No social order, said Saint-Simon, can change without the lineaments of the new already being latently present within the existing state of things. Revolutions are not total breaks but they do turn things upside down. Derivative rights (like the right to be treated with dignity) should become fundamental, and fundamental rights (of private property and the profit rate) should become derivative. Was this not the traditional aim of democratic socialism?
There are, it turns out, contradictions within the capitalist package of rights. These can be exploited. What would have happened to global and urban life had the UN declaration’s clauses on the derivative rights of labour (to a secure job, reasonable living standards and the right to organise) been rigorously enforced? But new rights can also be defined: like the right to a city which, which as I began by saying, is not merely a right of access to what property speculators and state planners define, but an active right to make the city more in accord with our heart’s desire, and to re-make ourselves thereby in a different image.
But this can never be a purely individual affair. It demands a collective effort. The creation of a new urban commons, a public sphere of active democratic participation, requires that we roll back that huge wave of privatisation that has been the mantra of a destructive neo-liberalism. We must imagine a more inclusive, even if continually fractious, city based not only upon a different ordering of rights but upon different political-economic practices. If our urban world has been imagined and made then it can be re-imagined and re-made. The inalienable right to the city us worth fighting for. ‘City air makes one free’, it used to be said. The air is bit polluted now. But it can always be cleaned up,
Bush, G.W. (2002) ‘Securing freedom’s triumph’. New York Times, 11 September.
Marx, K. (1967) Capital, Volume 1, New York: Vintage.
Park, R. (1967) On Social Control and Collective Behaviour, Chicago: Chicago University Press.
First published in Loretta Lees (ed.) (2004) The Emancipatory City, London: Sage.
Reproduced by permission of SAGE Publications, London, Los Angeles, New Delhi and Singapore (© David Harvey, 2007).
David Harvey: An Introduction
The world is awash with liquidity, argues David Harvey, and it is the city that is absorbing most of this surplus capital, thereby stabilising the global economy. This is leading to a massive transformation of urban life. Where others focus on the massive growth of slums, particularly in the third world, he addresses the effects of the building boom.
In cities as apparently divergent as New York and Mumbai land values are soaring, driving out the urban poor.

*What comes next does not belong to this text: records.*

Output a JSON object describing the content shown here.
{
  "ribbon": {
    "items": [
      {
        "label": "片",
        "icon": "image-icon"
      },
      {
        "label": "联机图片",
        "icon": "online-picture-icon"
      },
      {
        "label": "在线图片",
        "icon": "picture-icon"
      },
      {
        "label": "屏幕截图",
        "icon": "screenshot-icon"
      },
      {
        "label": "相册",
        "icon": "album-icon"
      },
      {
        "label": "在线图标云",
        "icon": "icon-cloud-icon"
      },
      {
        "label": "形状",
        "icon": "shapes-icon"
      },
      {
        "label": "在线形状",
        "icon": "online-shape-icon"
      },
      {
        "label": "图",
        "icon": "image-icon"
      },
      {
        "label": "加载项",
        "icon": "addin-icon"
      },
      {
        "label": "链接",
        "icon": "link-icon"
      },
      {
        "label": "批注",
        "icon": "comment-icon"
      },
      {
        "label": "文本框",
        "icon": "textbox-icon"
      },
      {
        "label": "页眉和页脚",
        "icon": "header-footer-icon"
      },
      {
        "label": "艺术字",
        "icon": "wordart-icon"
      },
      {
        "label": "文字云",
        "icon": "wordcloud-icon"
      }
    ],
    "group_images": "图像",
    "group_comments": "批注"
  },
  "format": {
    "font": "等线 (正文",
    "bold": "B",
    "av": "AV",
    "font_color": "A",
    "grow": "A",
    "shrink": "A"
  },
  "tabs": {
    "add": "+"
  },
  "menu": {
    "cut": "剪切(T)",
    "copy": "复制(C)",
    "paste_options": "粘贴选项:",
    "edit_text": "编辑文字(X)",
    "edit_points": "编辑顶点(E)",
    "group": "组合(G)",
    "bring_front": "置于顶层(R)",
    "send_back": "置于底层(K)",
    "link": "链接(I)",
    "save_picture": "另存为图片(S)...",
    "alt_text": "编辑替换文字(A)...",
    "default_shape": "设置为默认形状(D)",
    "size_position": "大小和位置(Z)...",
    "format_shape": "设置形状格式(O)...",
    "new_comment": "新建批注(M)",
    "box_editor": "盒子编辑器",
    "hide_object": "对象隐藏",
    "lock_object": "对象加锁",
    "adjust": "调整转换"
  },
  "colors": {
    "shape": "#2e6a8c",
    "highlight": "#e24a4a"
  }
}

Huge gated communities are one sign of the restructuring process that benefits the rich, he notes. Meanwhile, people on low incomes employed in the city face a life of long-distance commuting. In the USA, this means that women over 50, mainly Hispanic and black, spend between two and three hours a day travelling to work and back.
Socialists, Harvey argues, must find ways to address these issues. In this article he argues that the impact of neoliberalism on city life can be challenged by an alternative vision of the city of our dreams.
David Harvey teaches at the City University of New York. A prolific writer and campaigner, both an anthropologist and a geographer in the creative Marxist tradition, his works include The Limits to Capital (1982), The Condition of Post-modernity (1989), Spaces of Hope (2000), The New Imperialism (2003), and A Brief History of Neoliberalism (2005).